> **YOUR INSTRUCTIONS**
Look through the listing below, and wherever a line has the string "label", copy it.

━━━ INPUT DATA ━━━

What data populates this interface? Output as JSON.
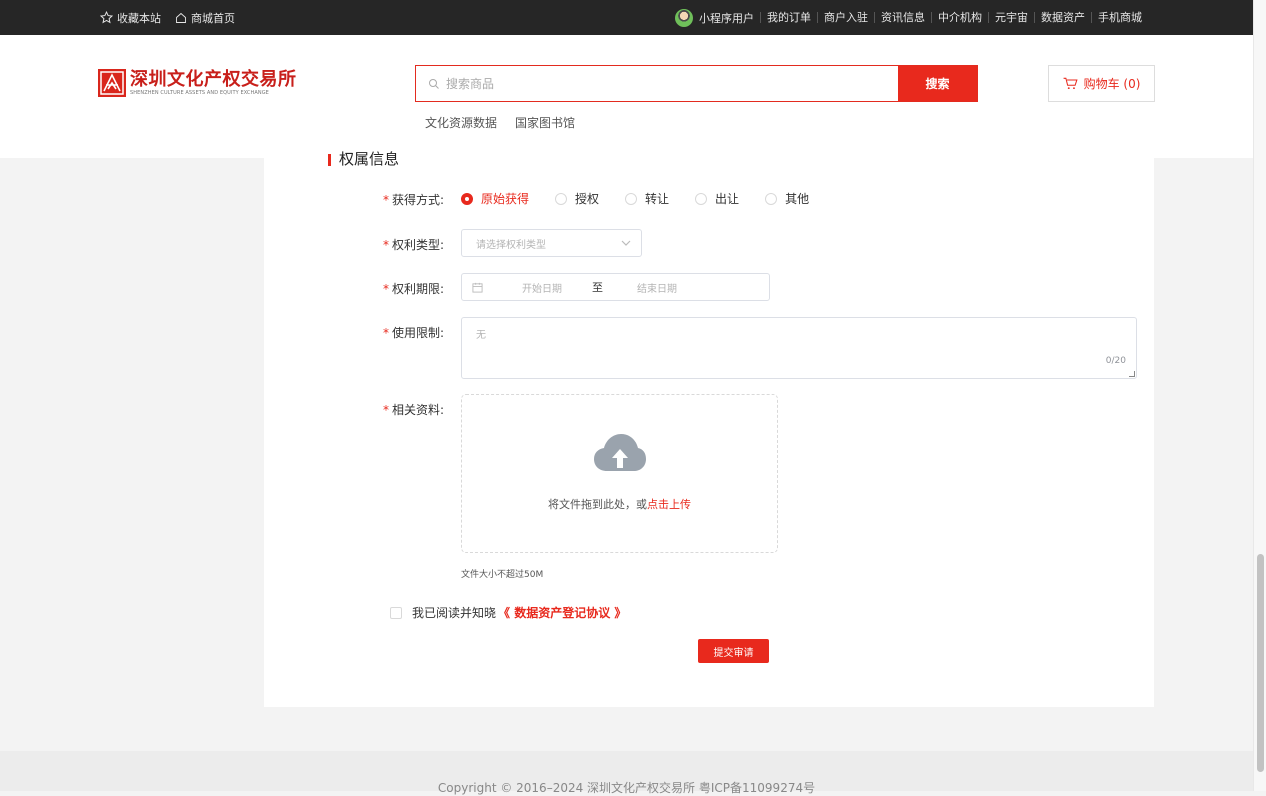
{
  "topbar": {
    "favorite": "收藏本站",
    "mall_home": "商城首页",
    "user": "小程序用户",
    "links": [
      "我的订单",
      "商户入驻",
      "资讯信息",
      "中介机构",
      "元宇宙",
      "数据资产",
      "手机商城"
    ]
  },
  "logo": {
    "cn": "深圳文化产权交易所",
    "en": "SHENZHEN CULTURE ASSETS AND EQUITY EXCHANGE"
  },
  "search": {
    "placeholder": "搜索商品",
    "button": "搜索"
  },
  "hot_links": [
    "文化资源数据",
    "国家图书馆"
  ],
  "cart": {
    "label": "购物车 (0)"
  },
  "section": {
    "title": "权属信息"
  },
  "form": {
    "acquire": {
      "label": "获得方式:",
      "options": [
        "原始获得",
        "授权",
        "转让",
        "出让",
        "其他"
      ],
      "selected": "原始获得"
    },
    "right_type": {
      "label": "权利类型:",
      "placeholder": "请选择权利类型"
    },
    "right_term": {
      "label": "权利期限:",
      "start_placeholder": "开始日期",
      "separator": "至",
      "end_placeholder": "结束日期"
    },
    "usage_limit": {
      "label": "使用限制:",
      "placeholder": "无",
      "count": "0/20"
    },
    "materials": {
      "label": "相关资料:",
      "tip_prefix": "将文件拖到此处，或",
      "tip_link": "点击上传",
      "hint": "文件大小不超过50M"
    },
    "agreement": {
      "text": "我已阅读并知晓",
      "link": "《 数据资产登记协议 》"
    },
    "submit": "提交审请"
  },
  "footer": {
    "copyright": "Copyright © 2016–2024 深圳文化产权交易所 粤ICP备11099274号"
  },
  "colors": {
    "accent": "#e8291d",
    "topbar": "#262626"
  }
}
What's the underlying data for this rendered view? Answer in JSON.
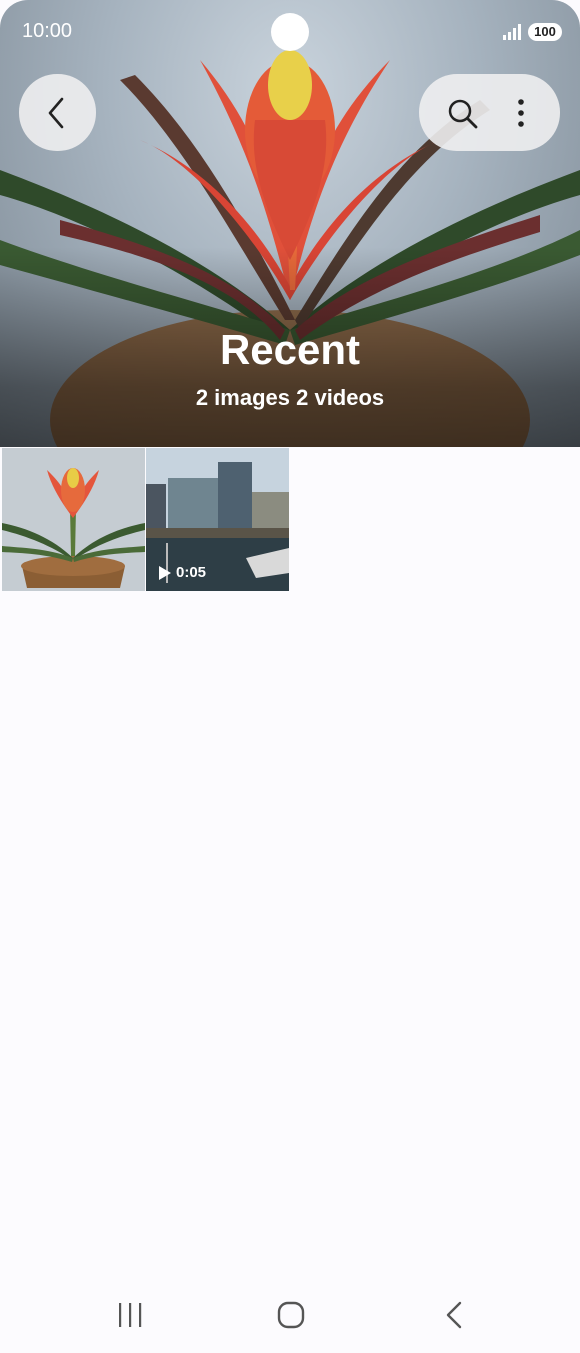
{
  "status_bar": {
    "time": "10:00",
    "battery": "100"
  },
  "album": {
    "title": "Recent",
    "summary": "2 images 2 videos"
  },
  "items": [
    {
      "type": "image",
      "subject": "flowering plant in basket"
    },
    {
      "type": "video",
      "subject": "harbor with buildings",
      "duration": "0:05"
    }
  ],
  "icons": {
    "back": "chevron-left-icon",
    "search": "search-icon",
    "more": "more-vert-icon",
    "nav_recents": "recents-icon",
    "nav_home": "home-icon",
    "nav_back": "back-icon"
  }
}
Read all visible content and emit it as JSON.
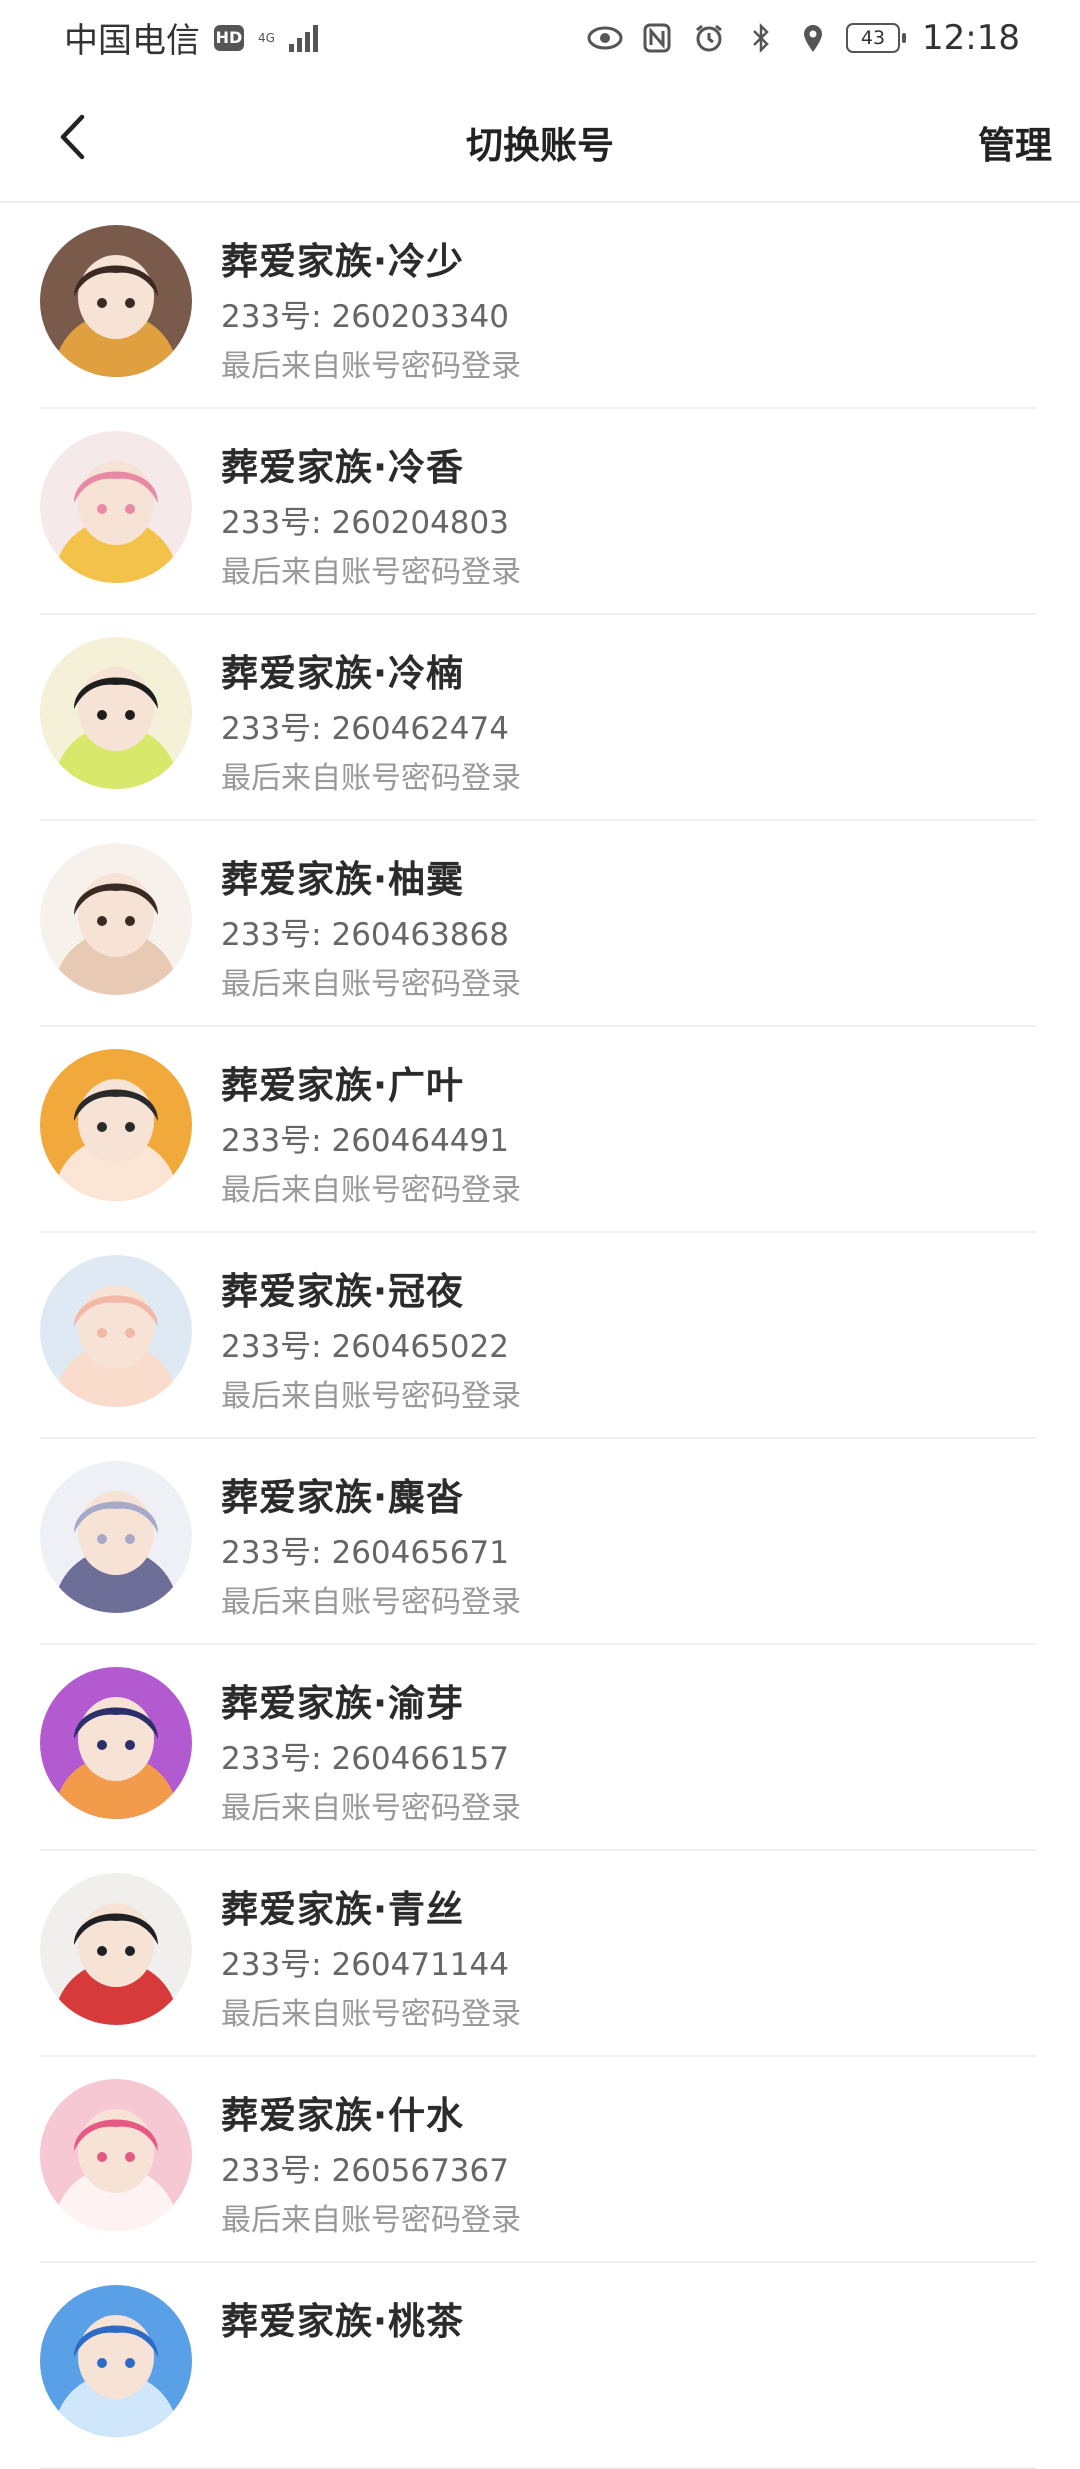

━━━

> **WRITTEN RESPONSE**
    "label": "购物车 (0)"
      "label": "获得方式:",
      "label": "权利类型:",
      "label": "权利期限:",
      "label": "使用限制:",
      "label": "相关资料:",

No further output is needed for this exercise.